Gig workers are not all alike and their experiences of these challenges are not all the same. They have different skills, do different kinds of work and find their gigs in different ways. Our studies suggest that these differences importantly shaped workers’ experiences of the six core challenges of gig work in the following ways:

• Professional status matters: Comparing professionals (e.g. editors, consultants) to non-professionals (e.g. delivery drivers), we find that non-professionals report generally higher levels of all six challenges than do the professionals.

Have you read?

• Income matters: Not surprisingly, a gig worker’s income impacts their experience of challenges — lower income gig workers report higher levels of all six challenges than do higher income workers.

• How gig workers find work matters: Workers who find their gigs through platforms like Upwork tended to report greater emotional and career path challenges than did those who found their work through other means, such as through their existing social networks.

Resources for coping

Gig workers’ experiences of these challenges have shifted during the COVID-19 pandemic. Surveys that we conducted with a sample of independent scientists before and during the pandemic reveal how this global disruption reduced the number of available work opportunities and amplified workers’ difficulties with fluctuating emotions, organizing day-to-day work and maintaining relationships.

this is the survey tool used to capture challenges faced by gig workers.
The survey tool used to capture challenges faced by gig workers. Image: (Reid, Caza, Granger and Ashford), Author provided

However, our data also suggest some psychosocial resources that may help gig workers cope with layers of work and non-work challenges. Specifically, when gig workers felt that their work was meaningful and that they had emotional support in their social networks going into the pandemic, they reported higher levels of psychological resilience and well-being, and less loneliness, during the pandemic.
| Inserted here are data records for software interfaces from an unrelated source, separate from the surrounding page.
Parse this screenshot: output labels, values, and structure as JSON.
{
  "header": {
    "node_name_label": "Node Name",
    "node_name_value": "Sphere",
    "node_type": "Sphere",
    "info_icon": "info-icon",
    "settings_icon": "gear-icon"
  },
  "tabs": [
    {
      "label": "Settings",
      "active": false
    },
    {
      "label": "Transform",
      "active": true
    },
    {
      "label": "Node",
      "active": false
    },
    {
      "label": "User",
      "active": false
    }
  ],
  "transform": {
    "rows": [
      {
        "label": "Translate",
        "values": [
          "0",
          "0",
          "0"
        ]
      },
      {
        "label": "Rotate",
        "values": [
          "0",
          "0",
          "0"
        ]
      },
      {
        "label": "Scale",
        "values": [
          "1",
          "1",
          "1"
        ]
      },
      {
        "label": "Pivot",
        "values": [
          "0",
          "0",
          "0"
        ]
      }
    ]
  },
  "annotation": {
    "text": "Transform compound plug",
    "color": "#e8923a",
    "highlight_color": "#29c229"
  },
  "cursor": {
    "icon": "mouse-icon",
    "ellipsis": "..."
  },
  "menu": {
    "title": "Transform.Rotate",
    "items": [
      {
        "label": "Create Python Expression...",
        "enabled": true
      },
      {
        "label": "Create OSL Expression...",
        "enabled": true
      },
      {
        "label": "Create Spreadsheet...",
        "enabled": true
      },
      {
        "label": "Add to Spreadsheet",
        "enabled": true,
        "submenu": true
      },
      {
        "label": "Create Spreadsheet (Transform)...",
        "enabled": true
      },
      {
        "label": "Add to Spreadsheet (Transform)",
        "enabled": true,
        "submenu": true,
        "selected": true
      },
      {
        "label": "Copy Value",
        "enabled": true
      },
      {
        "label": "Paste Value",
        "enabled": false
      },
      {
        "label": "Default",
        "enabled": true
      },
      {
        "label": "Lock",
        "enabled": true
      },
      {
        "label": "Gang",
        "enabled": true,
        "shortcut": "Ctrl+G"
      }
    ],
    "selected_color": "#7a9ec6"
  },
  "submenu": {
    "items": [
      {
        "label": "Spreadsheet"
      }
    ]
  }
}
These results show how doing work that is meaningful and having strong relationships can help buffer the challenges of gig work, even as they become amplified during a pandemic.

We anticipate that our work will be useful to gig workers, organizers, practitioners, managers and scholars. We encourage workers themselves to use the inventory to evaluate their own work lives and consider where they need to invest in building resources to sustain themselves.

Discover

What is the World Economic Forum doing about fighting pandemics?

Third-party platforms such as Kolabtree and Upwork as well as freelancer unions and other organizations might use this measure as a basis for creating supportive services and programs for their workers.

Last, we hope that researchers can use this inventory to continue to better understand gig workers’ lived experiences and generate new insights about the implications of this increasingly prominent way of working.

Loading...
Don't miss any update on this topic

Create a free account and access your personalized content collection with our latest publications and analyses.

Sign up for free

License and Republishing

World Economic Forum articles may be republished in accordance with the Creative Commons Attribution-NonCommercial-NoDerivatives 4.0 International Public License, and in accordance with our Terms of Use.

The views expressed in this article are those of the author alone and not the World Economic Forum.

Related topics:
Jobs and the Future of WorkHealth and Healthcare SystemsEconomic GrowthGeo-Economics and Politics
Share:
World Economic Forum logo
Global Agenda

The Agenda Weekly

A weekly update of the most important issues driving the global agenda

Subscribe today

You can unsubscribe at any time using the link in our emails. For more details, review our privacy policy.

Why companies who pay a living wage create wider societal benefits

Sanda Ojiambo

May 14, 2024

About Us

Events

Media

Partners & Members

  • Join Us

Language Editions

Privacy Policy & Terms of Service

© 2024 World Economic Forum